Varadkar and Coveney promise ‘record high’ employment and 11,000 social housing units
Taoiseach Leo Varadkar promised to help deliver 50,000 new jobs and 25,000 new homes in the State this year. File photograph: Cyril Byrne/The Irish Times
Taoiseach Leo Varadkar has made a first general election campaign pitch by promising to help deliver 50,000 new jobs and provide 25,000 new homes in the State this year.
In a New Year video, Mr Varadkar and Tánaiste Simon Coveney list Fine Gael priorities for the coming year.
Mr Varadkar says he will steer Ireland through the next phase of Brexit by helping to secure a trade deal between the European Union and the UK; he also vows to give Irish businesses and farmers access to the British market; and promises to “achieve a new record high when it comes to employment”.

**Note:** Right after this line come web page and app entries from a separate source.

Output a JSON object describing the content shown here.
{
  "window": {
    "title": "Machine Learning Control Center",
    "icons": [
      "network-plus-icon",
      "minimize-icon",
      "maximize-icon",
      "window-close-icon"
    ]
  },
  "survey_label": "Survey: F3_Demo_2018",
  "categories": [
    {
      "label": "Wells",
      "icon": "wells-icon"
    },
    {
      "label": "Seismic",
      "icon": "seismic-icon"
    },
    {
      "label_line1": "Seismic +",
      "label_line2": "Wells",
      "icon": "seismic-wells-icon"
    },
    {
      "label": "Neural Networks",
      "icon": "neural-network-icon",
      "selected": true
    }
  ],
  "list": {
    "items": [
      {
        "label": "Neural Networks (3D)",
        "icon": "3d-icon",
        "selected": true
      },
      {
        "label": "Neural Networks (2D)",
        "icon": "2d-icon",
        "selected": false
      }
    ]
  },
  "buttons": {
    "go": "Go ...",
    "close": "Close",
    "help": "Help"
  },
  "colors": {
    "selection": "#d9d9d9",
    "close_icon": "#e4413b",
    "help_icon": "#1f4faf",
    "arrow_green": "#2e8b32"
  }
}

“We know that well-paid secure jobs are the best ways to improve living standards, create opportunity, and reduce poverty,” he says.
The Taoiseach also claims the Government will add 11,000 units to the social housing stock. “That’s more new social houses than any other year this century under any other party,” he says.
The Taoiseach’s messages also alludes to climate change, with promises to reduce greenhouse emissions by creating warmer homes, improving air quality and investing in public transport.
The video is the second such broadcast made by the Taoiseach in recent days. On St Stephen’s Day, he described his achievements since assuming office 2½ years ago.
It is one of a number of social media broadcasts and publications recently issued by Fine Gael, suggesting the party is upping the ante ahead of a general election, which is widely expected to take place in the spring.
Minister for Climate Action Richard Bruton has also announced a raft of initiatives on waste, packaging and climate change in recent days.
Climate change and the “green agenda” are expected to be major themes of the election campaign. Fine Gael, in particular, may be vulnerable to rising support for the Green Party in affluent urban areas, after that party’s strong performance in the local and European elections and November’s byelections.